Rudolph Valentino had many friends who knew him well, but few knew him as good as Paul Ivano. They roomed together and shared many memories. Recently discovered but never published is Paul Ivano’s “I Remember Valentino” We have secured permission to read some of these never heard before, inside stories of Rudy in his personal life.


Ian Whitcomb will be joining us for another year to lead us in song.


All of these things and more, will make up the 83rd Annual Valentino Memorial.


“We Never Forget” is our motto. We honor his life, his legacy. Please join us on Monday, August 23rd in remembering the remarkable Rudolph Valentino.



Cinecon 46 is coming

Friday, August 13th, 2010


Cinecon 46 is returning to Hollywood



A Thief Catcher (Keystone, 1914), featuring a previously unknown performance by silent comedy star Charlie Chaplin, will have its west coast re-premiere during the 46th annual Cinecon Classic Film Festival at the Egyptian Theater in Hollywood California over Labor Day Weekend, September 2-6, 2010


 Charlie Chaplin in a scene from The Thief Catcher


To read more about this rare film click here


A Thief Catcher is one of nearly forty rare and unusual films to be screened during the five-day Cinecon film festival, and will be shown on Saturday afternoon during a themed film preservation segment of the program.


Besides a great film line-up Cinecon 46 also includes celebrity screenings, a great movie memorabilia show with six fabulous dealers’ rooms and the Cinecon Career Achievement Award banquet which will take place on Sunday evening.


The Hollywood Renaissance is the host hotel with all screenings taking place at the historic Egyptian Theater just down the street on Hollywood Blvd.


If you love movies, Cinecon 46 is the place to be over Labor Day weekend


 Click here for more information at Cinecon’s website




Jane Wyatt’s 100th Birthday

Thursday, August 12th, 2010


Jane Wyatt











David Wolper Obituary

Wednesday, August 11th, 2010

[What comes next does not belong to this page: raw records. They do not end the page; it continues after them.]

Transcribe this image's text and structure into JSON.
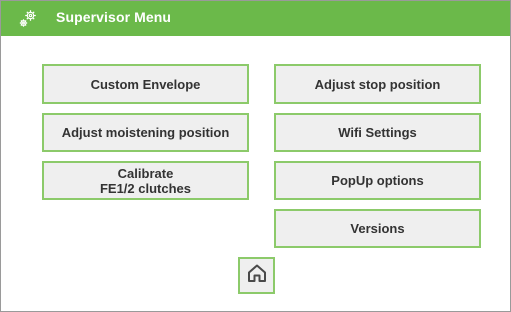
{
  "header": {
    "title": "Supervisor Menu",
    "icon": "gears-icon",
    "color": "#6bb94a"
  },
  "menu": {
    "custom_envelope": "Custom Envelope",
    "adjust_stop_position": "Adjust stop position",
    "adjust_moistening_position": "Adjust moistening position",
    "wifi_settings": "Wifi Settings",
    "calibrate_clutches": "Calibrate\nFE1/2 clutches",
    "popup_options": "PopUp options",
    "versions": "Versions"
  },
  "footer": {
    "home_icon": "home-icon"
  },
  "colors": {
    "button_border": "#8cca6a",
    "button_background": "#efefef",
    "button_text": "#333333"
  }
}
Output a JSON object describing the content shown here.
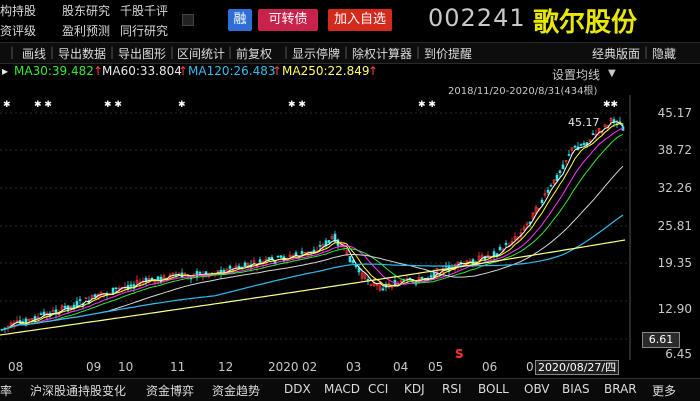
{
  "nav": {
    "row1": [
      "构持股",
      "股东研究",
      "千股千评"
    ],
    "row2": [
      "资评级",
      "盈利预测",
      "同行研究"
    ]
  },
  "buttons": {
    "rong": "融",
    "convertible": "可转债",
    "add_watchlist": "加入自选"
  },
  "stock": {
    "code": "002241",
    "name": "歌尔股份"
  },
  "toolbar": [
    "画线",
    "导出数据",
    "导出图形",
    "区间统计",
    "前复权",
    "显示停牌",
    "除权计算器",
    "到价提醒",
    "经典版面",
    "隐藏"
  ],
  "ma": [
    {
      "label": "MA30:39.482",
      "color": "#35e835"
    },
    {
      "label": "MA60:33.804",
      "color": "#e8e8e8"
    },
    {
      "label": "MA120:26.483",
      "color": "#33bbee"
    },
    {
      "label": "MA250:22.849",
      "color": "#ffff66"
    }
  ],
  "settings_label": "设置均线",
  "date_range": "2018/11/20-2020/8/31(434根)",
  "peak_label": "45.17",
  "y_labels": [
    "45.17",
    "38.72",
    "32.26",
    "25.81",
    "19.35",
    "12.90",
    "6.45"
  ],
  "current_price": "6.61",
  "x_labels": [
    "08",
    "09",
    "10",
    "11",
    "12",
    "2020",
    "02",
    "03",
    "04",
    "05",
    "06",
    "0"
  ],
  "current_date": "2020/08/27/四",
  "s_marker": "S",
  "bottom_tabs": [
    "率",
    "沪深股通持股变化",
    "资金博弈",
    "资金趋势",
    "DDX",
    "MACD",
    "CCI",
    "KDJ",
    "RSI",
    "BOLL",
    "OBV",
    "BIAS",
    "BRAR",
    "更多"
  ]
}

David L. Wolper dies at 82; producer of ‘Roots,’ 1984 L.A. Olympics opening ceremonies



The miniseries was a turning point for television. Wolper also produced many well-regarded documentaries.


By Dennis McLellan
Los Angeles Times
August 11, 2010

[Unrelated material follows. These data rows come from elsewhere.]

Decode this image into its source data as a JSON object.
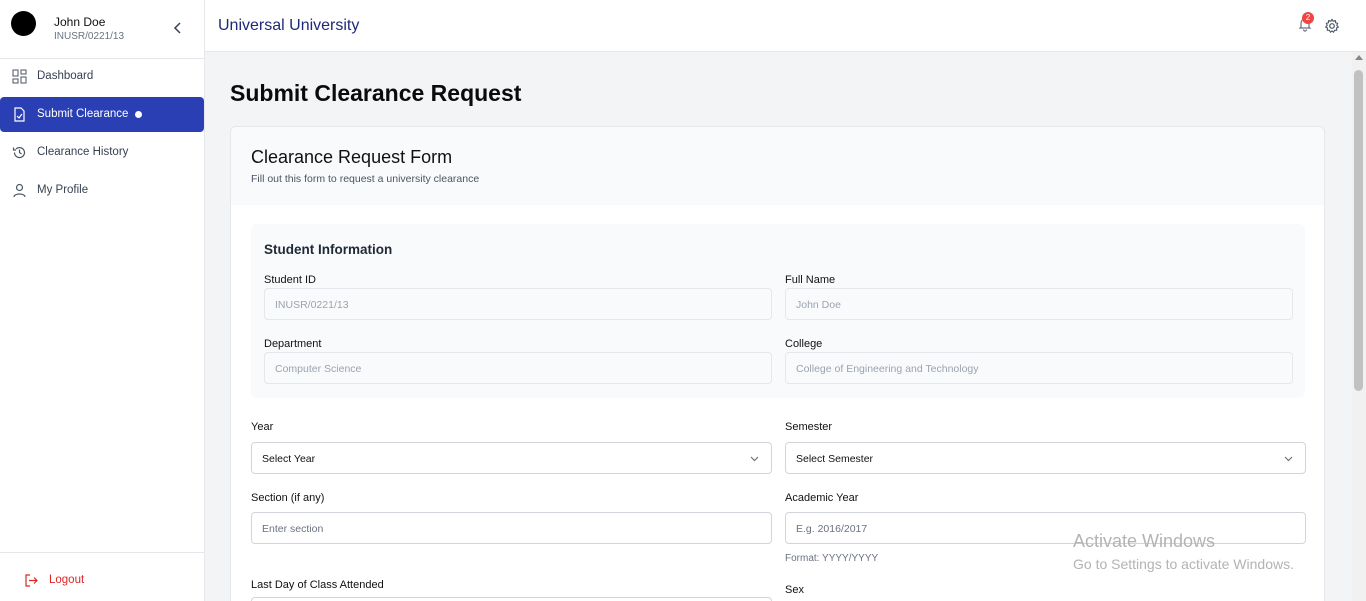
{
  "user": {
    "name": "John Doe",
    "id": "INUSR/0221/13"
  },
  "sidebar": {
    "items": [
      {
        "label": "Dashboard",
        "icon": "dashboard-icon"
      },
      {
        "label": "Submit Clearance",
        "icon": "file-check-icon",
        "active": true
      },
      {
        "label": "Clearance History",
        "icon": "history-icon"
      },
      {
        "label": "My Profile",
        "icon": "user-icon"
      }
    ],
    "logout": "Logout"
  },
  "topbar": {
    "brand": "Universal University",
    "notifications": "2"
  },
  "page": {
    "title": "Submit Clearance Request"
  },
  "form": {
    "title": "Clearance Request Form",
    "subtitle": "Fill out this form to request a university clearance",
    "student_info": {
      "title": "Student Information",
      "student_id_label": "Student ID",
      "student_id": "INUSR/0221/13",
      "full_name_label": "Full Name",
      "full_name": "John Doe",
      "department_label": "Department",
      "department": "Computer Science",
      "college_label": "College",
      "college": "College of Engineering and Technology"
    },
    "year_label": "Year",
    "year_value": "Select Year",
    "semester_label": "Semester",
    "semester_value": "Select Semester",
    "section_label": "Section (if any)",
    "section_placeholder": "Enter section",
    "academic_year_label": "Academic Year",
    "academic_year_placeholder": "E.g. 2016/2017",
    "academic_year_hint": "Format: YYYY/YYYY",
    "last_day_label": "Last Day of Class Attended",
    "sex_label": "Sex"
  },
  "watermark": {
    "line1": "Activate Windows",
    "line2": "Go to Settings to activate Windows."
  },
  "colors": {
    "accent": "#2a3fb3",
    "brand": "#1e2a78",
    "danger": "#dc2626"
  }
}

David L. Wolper, the award-winning television documentary producer best known for the blockbuster TV miniseries “Roots” and for the spectacular opening and closing ceremonies he created for the 1984 Olympic Games in Los Angeles, has died. He was 82.

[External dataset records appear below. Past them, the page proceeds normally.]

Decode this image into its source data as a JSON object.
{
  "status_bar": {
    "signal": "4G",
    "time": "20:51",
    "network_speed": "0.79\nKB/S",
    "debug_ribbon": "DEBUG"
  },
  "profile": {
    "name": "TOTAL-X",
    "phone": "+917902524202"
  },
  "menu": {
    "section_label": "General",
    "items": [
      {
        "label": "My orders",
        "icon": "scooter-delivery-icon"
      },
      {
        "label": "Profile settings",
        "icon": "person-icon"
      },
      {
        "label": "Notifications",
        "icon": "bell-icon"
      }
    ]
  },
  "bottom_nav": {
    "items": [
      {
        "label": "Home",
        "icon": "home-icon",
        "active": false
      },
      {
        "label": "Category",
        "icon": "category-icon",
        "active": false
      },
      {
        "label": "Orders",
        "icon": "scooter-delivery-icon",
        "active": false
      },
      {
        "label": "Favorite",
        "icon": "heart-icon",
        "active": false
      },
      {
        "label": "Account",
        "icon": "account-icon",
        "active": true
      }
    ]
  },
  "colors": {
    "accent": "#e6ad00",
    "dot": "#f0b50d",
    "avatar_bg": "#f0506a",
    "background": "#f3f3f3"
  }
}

Click here to continue reading the Los Angeles Times obituary for David Wolper



Emma Thompson gets Star on Walk of Fame

Monday, August 9th, 2010


Emma Thompson honored on Hollywood ‘Walk of Fame’


(Los Angeles, August 6. Image via Bauer-Griffin)


British actress Emma Thompson was presented with a star on the Hollywood Walk of Fame Friday, organizers said.


Thompson won a best actress Oscar for “Howards End” and was nominated for acting Oscars for “The Remains of the Day,” “In the Name of the Father” and “Sense and Sensibility.” She won a screenwriting Oscar for “Sense and Sensibility.”


“Emma Thompson is one of the world’s most respected talents for her versatility in acting as well as screenwriting. On Aug. 20, her current global hit, Universal Pictures’ ‘Nanny McPhee Returns,’ comes to the United States and Canada,” the Hollywood Chamber of Commerce said on its Web site. “Thompson is currently writing a new film version of ‘My Fair Lady’ for Sony Pictures and starring, with Alan Rickman, in a flagship production of the poem ‘The Song of Lunch,’ by Christopher Reid, for the BBC.”